What role do forests play as a feeding habitat for honeybees? A team led by Würzburg biologist Dr. Benjamin Rutschmann investigated this question. For this purpose, the researchers used observation hives inside the Steigerwald.

A honeybee (Apis mellifera) collects honeydew on a fir tree.
A honeybee (Apis mellifera) collects honeydew on a fir tree. The study shows that the beech-dominated Steigerwald provides insufficient food resources for honeybees. (Image: Ingo Arndt)

Bees are generally associated with flowering meadows rather than with dense forests. Woodland, however, is considered the original habitat of the western honeybee (Apis mellifera), as it offers nesting sites in the form of tree cavities. Researchers at the Julius-Maximilians-Universität Würzburg (JMU) have now investigated the extent to which contemporary deciduous forests are suitable as foraging habitats for the busy insects.

For this purpose, Benjamin Rutschmann and Patrick Kohl installed twelve normally-sized honeybee colonies in observation hives across the Steigerwald – the respective proportion of forest in the surroundings varied for each bee colony. The two scientists conduct research at JMU in the Chair of Animal Ecology and Tropical Biology (Zoology III), which is headed by Professor Ingolf Steffan-Dewenter. The latter was also involved in the study, which has now appeared in the Journal of Applied Ecology.

Eavesdropping on bee dances

Honeybees communicate via the so-called waggle dance. The team analyzed a total of 2022 of these dances video recorded across the bees’ main foraging season, from March to August. Because the bees communicate the approximate location of a food source to their conspecifics during these dances, the scientist were able to draw conclusions about foraging distances and habitat preferences. The surprising result was that the bees used the forest far less than expected based on its contribution to landcover. Colonies that lived deep in the forest often had to travel long distances to find food.

"Especially in late summer, the supply of pollen in the forest was not guaranteed or insufficient, besides this being an especially critical time for the bee colonies and their brood," says Rutschmann. One of the main reasons for this, he says, is the tree species beech, which makes up more than 40 percent of the tree population in the Steigerwald: "Beech forests are dark, there is not much growing on the ground. Hardly any plants can cope with the light conditions in beech forests after the canopy closes, so a diverse herb layer that would be so important for bees is missing," according to the biologist.

Bees need more diverse forests

Honeydew or flowering tree species, such as linden, black locust, and chestnut, or shrubs such as blackberry and raspberry, do provide bees with an important source of carbohydrates and, in some cases, pollen as a source of protein during short periods of the year; however, bees need a balanced food supply throughout the season. "For a more bee-friendly environment, forests should be diversified with insect-pollinated trees – cherry, linden, maple, willow, horse chestnut or sweet chestnut," Rutschmann advises. Allowing secondary succession in forest gaps, the natural return of flora and fauna typical of a site, could help.

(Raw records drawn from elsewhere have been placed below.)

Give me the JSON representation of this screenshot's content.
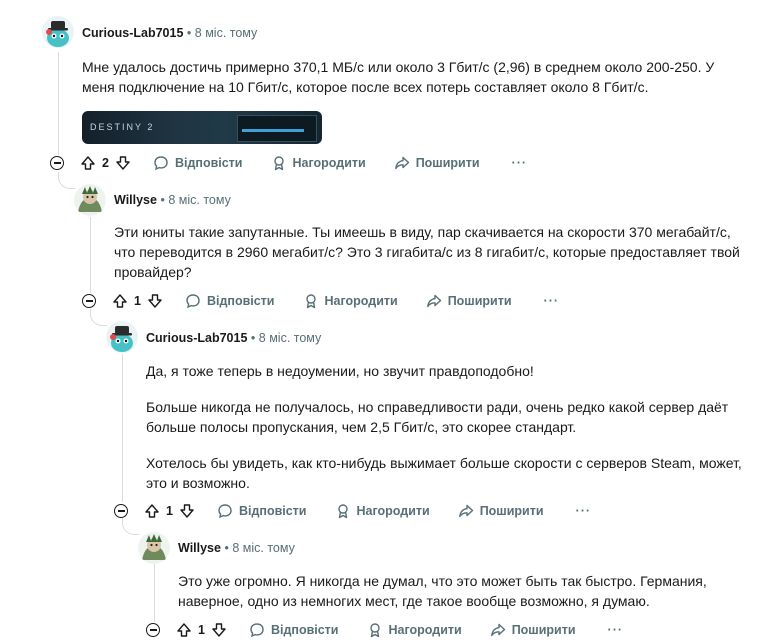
{
  "comments": [
    {
      "author": "Curious-Lab7015",
      "time": "8 міс. тому",
      "paragraphs": [
        "Мне удалось достичь примерно 370,1 МБ/с или около 3 Гбит/с (2,96) в среднем около 200-250. У меня подключение на 10 Гбит/с, которое после всех потерь составляет около 8 Гбит/с."
      ],
      "votes": "2",
      "image_caption": "DESTINY 2"
    },
    {
      "author": "Willyse",
      "time": "8 міс. тому",
      "paragraphs": [
        "Эти юниты такие запутанные. Ты имеешь в виду, пар скачивается на скорости 370 мегабайт/с, что переводится в 2960 мегабит/с? Это 3 гигабита/с из 8 гигабит/с, которые предоставляет твой провайдер?"
      ],
      "votes": "1"
    },
    {
      "author": "Curious-Lab7015",
      "time": "8 міс. тому",
      "paragraphs": [
        "Да, я тоже теперь в недоумении, но звучит правдоподобно!",
        "Больше никогда не получалось, но справедливости ради, очень редко какой сервер даёт больше полосы пропускания, чем 2,5 Гбит/с, это скорее стандарт.",
        "Хотелось бы увидеть, как кто-нибудь выжимает больше скорости с серверов Steam, может, это и возможно."
      ],
      "votes": "1"
    },
    {
      "author": "Willyse",
      "time": "8 міс. тому",
      "paragraphs": [
        "Это уже огромно. Я никогда не думал, что это может быть так быстро. Германия, наверное, одно из немногих мест, где такое вообще возможно, я думаю."
      ],
      "votes": "1"
    }
  ],
  "actions": {
    "reply": "Відповісти",
    "award": "Нагородити",
    "share": "Поширити",
    "more": "···"
  },
  "separator": "•"
}
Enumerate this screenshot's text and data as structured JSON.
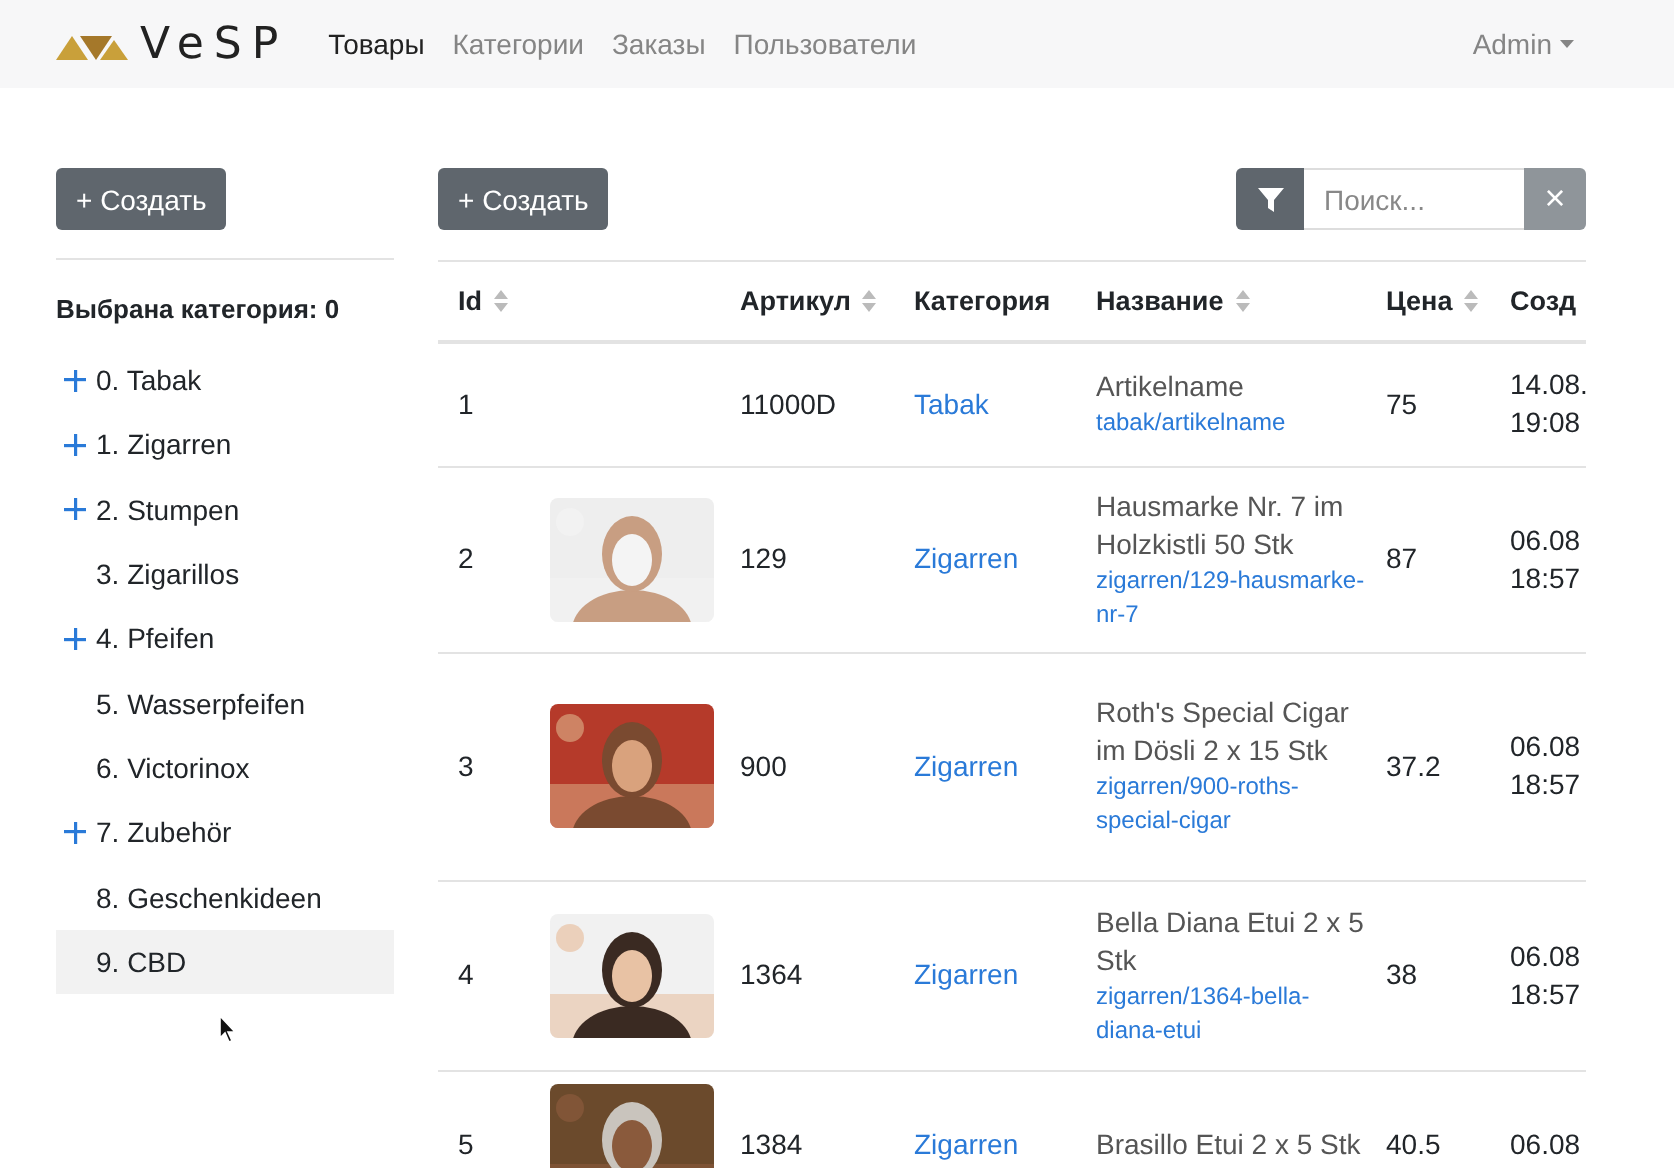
{
  "brand": {
    "name": "VeSP"
  },
  "nav": [
    {
      "label": "Товары",
      "selected": true
    },
    {
      "label": "Категории",
      "selected": false
    },
    {
      "label": "Заказы",
      "selected": false
    },
    {
      "label": "Пользователи",
      "selected": false
    }
  ],
  "user_menu": {
    "label": "Admin"
  },
  "sidebar": {
    "create_button": "+ Создать",
    "heading": "Выбрана категория: 0",
    "items": [
      {
        "label": "0. Tabak",
        "expandable": true,
        "hovered": false
      },
      {
        "label": "1. Zigarren",
        "expandable": true,
        "hovered": false
      },
      {
        "label": "2. Stumpen",
        "expandable": true,
        "hovered": false
      },
      {
        "label": "3. Zigarillos",
        "expandable": false,
        "hovered": false
      },
      {
        "label": "4. Pfeifen",
        "expandable": true,
        "hovered": false
      },
      {
        "label": "5. Wasserpfeifen",
        "expandable": false,
        "hovered": false
      },
      {
        "label": "6. Victorinox",
        "expandable": false,
        "hovered": false
      },
      {
        "label": "7. Zubehör",
        "expandable": true,
        "hovered": false
      },
      {
        "label": "8. Geschenkideen",
        "expandable": false,
        "hovered": false
      },
      {
        "label": "9. CBD",
        "expandable": false,
        "hovered": true
      }
    ]
  },
  "toolbar": {
    "create_button": "+ Создать",
    "search": {
      "placeholder": "Поиск..."
    },
    "clear_button": "×"
  },
  "table": {
    "columns": [
      {
        "label": "Id",
        "sortable": true
      },
      {
        "label": "Артикул",
        "sortable": true
      },
      {
        "label": "Категория",
        "sortable": false
      },
      {
        "label": "Название",
        "sortable": true
      },
      {
        "label": "Цена",
        "sortable": true
      },
      {
        "label": "Созд",
        "sortable": false
      }
    ],
    "rows": [
      {
        "id": "1",
        "article": "11000D",
        "category": "Tabak",
        "name": "Artikelname",
        "slug": "tabak/artikelname",
        "price": "75",
        "created": [
          "14.08.",
          "19:08"
        ]
      },
      {
        "id": "2",
        "thumbnail": {
          "kind": "picture"
        },
        "article": "129",
        "category": "Zigarren",
        "name": "Hausmarke Nr. 7 im Holzkistli 50 Stk",
        "slug": "zigarren/129-hausmarke-nr-7",
        "price": "87",
        "created": [
          "06.08",
          "18:57"
        ]
      },
      {
        "id": "3",
        "thumbnail": {
          "kind": "picture"
        },
        "article": "900",
        "category": "Zigarren",
        "name": "Roth's Special Cigar im Dösli 2 x 15 Stk",
        "slug": "zigarren/900-roths-special-cigar",
        "price": "37.2",
        "created": [
          "06.08",
          "18:57"
        ]
      },
      {
        "id": "4",
        "thumbnail": {
          "kind": "picture"
        },
        "article": "1364",
        "category": "Zigarren",
        "name": "Bella Diana Etui 2 x 5 Stk",
        "slug": "zigarren/1364-bella-diana-etui",
        "price": "38",
        "created": [
          "06.08",
          "18:57"
        ]
      },
      {
        "id": "5",
        "thumbnail": {
          "kind": "picture"
        },
        "article": "1384",
        "category": "Zigarren",
        "name": "Brasillo Etui 2 x 5 Stk",
        "price": "40.5",
        "created": [
          "06.08"
        ]
      }
    ]
  }
}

As if the lack of food were not enough of a problem, wild honeybee colonies in managed forests are also hampered by the low availability of tree hollows.

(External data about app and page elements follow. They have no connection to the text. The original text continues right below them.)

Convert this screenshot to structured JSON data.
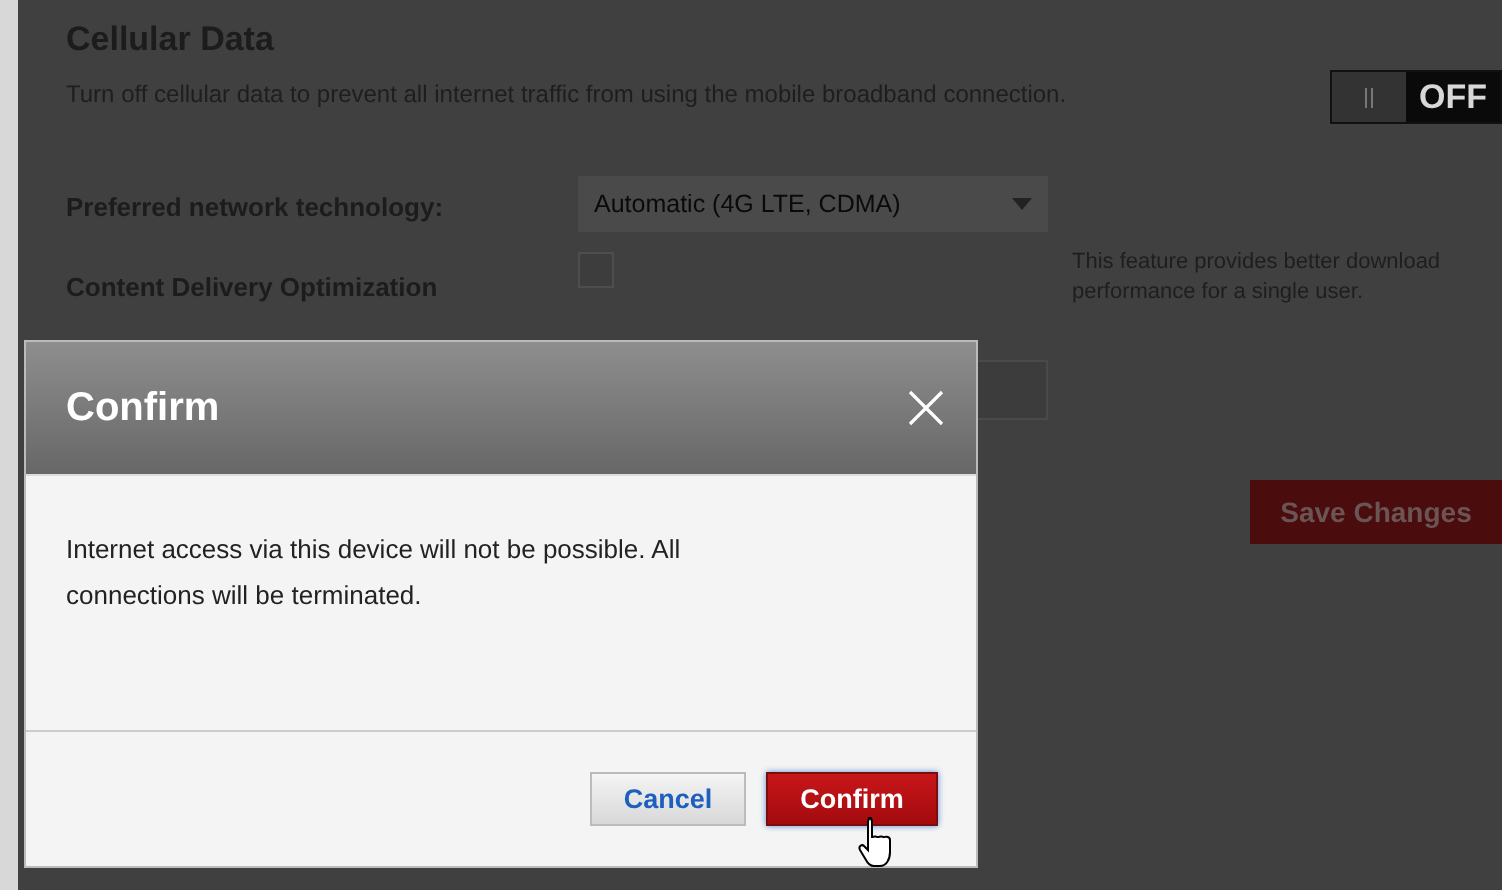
{
  "section": {
    "title": "Cellular Data",
    "description": "Turn off cellular data to prevent all internet traffic from using the mobile broadband connection.",
    "toggle": {
      "label": "OFF",
      "on": false
    }
  },
  "settings": [
    {
      "kind": "select",
      "label": "Preferred network technology:",
      "value": "Automatic (4G LTE, CDMA)"
    },
    {
      "kind": "checkbox",
      "label": "Content Delivery Optimization",
      "checked": false,
      "note": "This feature provides better download performance for a single user."
    },
    {
      "kind": "field"
    }
  ],
  "save_button": "Save Changes",
  "dialog": {
    "title": "Confirm",
    "message": "Internet access via this device will not be possible. All connections will be terminated.",
    "buttons": [
      {
        "label": "Cancel",
        "kind": "secondary"
      },
      {
        "label": "Confirm",
        "kind": "primary"
      }
    ]
  }
}
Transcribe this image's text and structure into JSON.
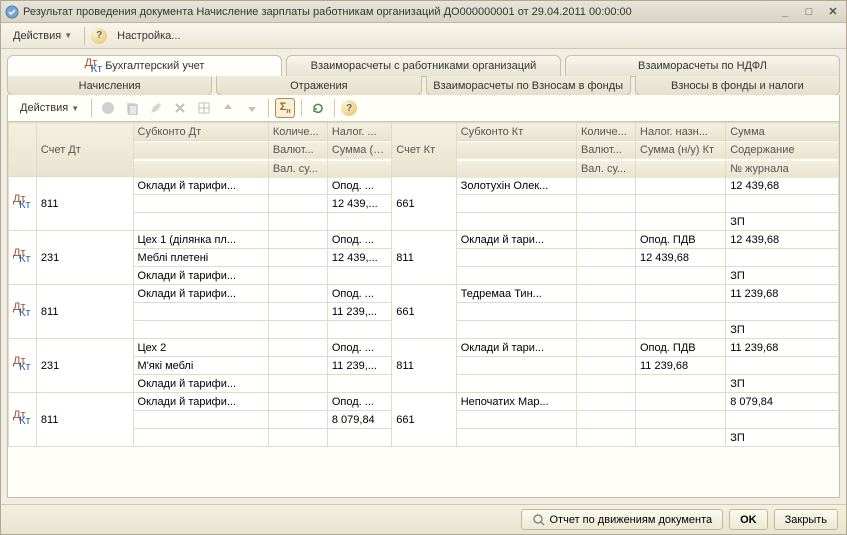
{
  "window": {
    "title": "Результат проведения документа Начисление зарплаты работникам организаций ДО000000001 от 29.04.2011 00:00:00"
  },
  "menubar": {
    "actions": "Действия",
    "settings": "Настройка..."
  },
  "tabs_row1": {
    "t0": "Бухгалтерский учет",
    "t1": "Взаиморасчеты с работниками организаций",
    "t2": "Взаиморасчеты по НДФЛ"
  },
  "tabs_row2": {
    "t0": "Начисления",
    "t1": "Отражения",
    "t2": "Взаиморасчеты по Взносам в фонды",
    "t3": "Взносы в фонды и налоги"
  },
  "toolbar": {
    "actions": "Действия"
  },
  "headers": {
    "r0": {
      "acc_dt": "Счет Дт",
      "sub_dt": "Субконто Дт",
      "qty_dt": "Количе...",
      "tax_dt": "Налог. ...",
      "acc_kt": "Счет Кт",
      "sub_kt": "Субконто Кт",
      "qty_kt": "Количе...",
      "tax_kt": "Налог. назн...",
      "sum": "Сумма"
    },
    "r1": {
      "cur_dt": "Валют...",
      "sum_nu_dt": "Сумма (н/у) Дт",
      "cur_kt": "Валют...",
      "sum_nu_kt": "Сумма (н/у) Кт",
      "content": "Содержание"
    },
    "r2": {
      "val_dt": "Вал. су...",
      "val_kt": "Вал. су...",
      "journal": "№ журнала"
    }
  },
  "rows": [
    {
      "acc_dt": "811",
      "sub_dt_1": "Оклади й тарифи...",
      "sub_dt_2": "",
      "sub_dt_3": "",
      "tax_1": "Опод. ...",
      "tax_2": "12 439,...",
      "acc_kt": "661",
      "sub_kt_1": "Золотухін Олек...",
      "sub_kt_2": "",
      "sub_kt_3": "",
      "tax_kt_1": "",
      "tax_kt_2": "",
      "sum_1": "12 439,68",
      "sum_2": "",
      "sum_3": "ЗП"
    },
    {
      "acc_dt": "231",
      "sub_dt_1": "Цех 1 (ділянка пл...",
      "sub_dt_2": "Меблі плетені",
      "sub_dt_3": "Оклади й тарифи...",
      "tax_1": "Опод. ...",
      "tax_2": "12 439,...",
      "acc_kt": "811",
      "sub_kt_1": "Оклади й тари...",
      "sub_kt_2": "",
      "sub_kt_3": "",
      "tax_kt_1": "Опод. ПДВ",
      "tax_kt_2": "12 439,68",
      "sum_1": "12 439,68",
      "sum_2": "",
      "sum_3": "ЗП"
    },
    {
      "acc_dt": "811",
      "sub_dt_1": "Оклади й тарифи...",
      "sub_dt_2": "",
      "sub_dt_3": "",
      "tax_1": "Опод. ...",
      "tax_2": "11 239,...",
      "acc_kt": "661",
      "sub_kt_1": "Тедремаа Тин...",
      "sub_kt_2": "",
      "sub_kt_3": "",
      "tax_kt_1": "",
      "tax_kt_2": "",
      "sum_1": "11 239,68",
      "sum_2": "",
      "sum_3": "ЗП"
    },
    {
      "acc_dt": "231",
      "sub_dt_1": "Цех 2",
      "sub_dt_2": "М'які меблі",
      "sub_dt_3": "Оклади й тарифи...",
      "tax_1": "Опод. ...",
      "tax_2": "11 239,...",
      "acc_kt": "811",
      "sub_kt_1": "Оклади й тари...",
      "sub_kt_2": "",
      "sub_kt_3": "",
      "tax_kt_1": "Опод. ПДВ",
      "tax_kt_2": "11 239,68",
      "sum_1": "11 239,68",
      "sum_2": "",
      "sum_3": "ЗП"
    },
    {
      "acc_dt": "811",
      "sub_dt_1": "Оклади й тарифи...",
      "sub_dt_2": "",
      "sub_dt_3": "",
      "tax_1": "Опод. ...",
      "tax_2": "8 079,84",
      "acc_kt": "661",
      "sub_kt_1": "Непочатих Мар...",
      "sub_kt_2": "",
      "sub_kt_3": "",
      "tax_kt_1": "",
      "tax_kt_2": "",
      "sum_1": "8 079,84",
      "sum_2": "",
      "sum_3": "ЗП"
    }
  ],
  "footer": {
    "report": "Отчет по движениям документа",
    "ok": "OK",
    "close": "Закрыть"
  }
}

In a possible next step, the comparison with other European forest areas with different tree species composition and management could be investigated: "Especially the comparison with protected areas, where greater disturbances occur, would be interesting," says Benjamin Rutschmann. More natural disturbance and less optimization for timber production should not only increase floral diversity in the forest, but also improve the chances of survival of wild-living honeybee colonies.

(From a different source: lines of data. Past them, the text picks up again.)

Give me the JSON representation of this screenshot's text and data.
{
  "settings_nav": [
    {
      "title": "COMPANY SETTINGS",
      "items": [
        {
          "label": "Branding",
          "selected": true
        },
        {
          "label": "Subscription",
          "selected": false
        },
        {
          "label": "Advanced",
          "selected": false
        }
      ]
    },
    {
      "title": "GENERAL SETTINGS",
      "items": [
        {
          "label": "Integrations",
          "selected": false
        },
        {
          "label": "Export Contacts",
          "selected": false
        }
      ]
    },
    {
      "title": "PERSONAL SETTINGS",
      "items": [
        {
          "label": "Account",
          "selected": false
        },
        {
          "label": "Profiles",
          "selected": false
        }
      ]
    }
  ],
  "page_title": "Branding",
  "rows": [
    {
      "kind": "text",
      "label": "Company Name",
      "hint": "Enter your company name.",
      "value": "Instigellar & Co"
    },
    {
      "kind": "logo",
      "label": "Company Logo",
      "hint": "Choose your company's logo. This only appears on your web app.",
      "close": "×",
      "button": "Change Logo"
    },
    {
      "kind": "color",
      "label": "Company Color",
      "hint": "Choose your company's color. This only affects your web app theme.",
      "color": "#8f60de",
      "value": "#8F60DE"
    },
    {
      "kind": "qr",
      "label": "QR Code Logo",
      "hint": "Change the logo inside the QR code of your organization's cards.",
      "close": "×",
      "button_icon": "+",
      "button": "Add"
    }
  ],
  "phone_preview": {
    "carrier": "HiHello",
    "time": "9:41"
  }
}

Not only honeybees benefit

So, honeybees need a more diverse forest as a habitat. Once established, they also contribute significantly to biodiversity conservation in return. After all, the overwhelming majority of plants depend on cross-pollination. The honeybee, in turn, is one of the most important pollinators, along with numerous other species of wild bees.

A more diverse forest benefits not only the honeybee, but ultimately the forest itself – a diverse ecosystem is a healthy ecosystem and less susceptible to pest infestation, for example. "Converting forests to species-rich mixed deciduous forests not only promotes biodiversity, but also adaptation to future climate conditions," emphasizes Ingolf Steffan-Dewenter.


Benjamin Rutschmann, Patrick L. Kohl, Ingolf Steffan-Dewenter: Foraging distances, habitat preferences and seasonal colony performance of honeybees in Central European forest landscapes, in: Journal of Applied Ecology.


Dr. Benjamin Rutschmann, Chair of Animal Ecology and Tropical Biology (Zoology III), E-Mail: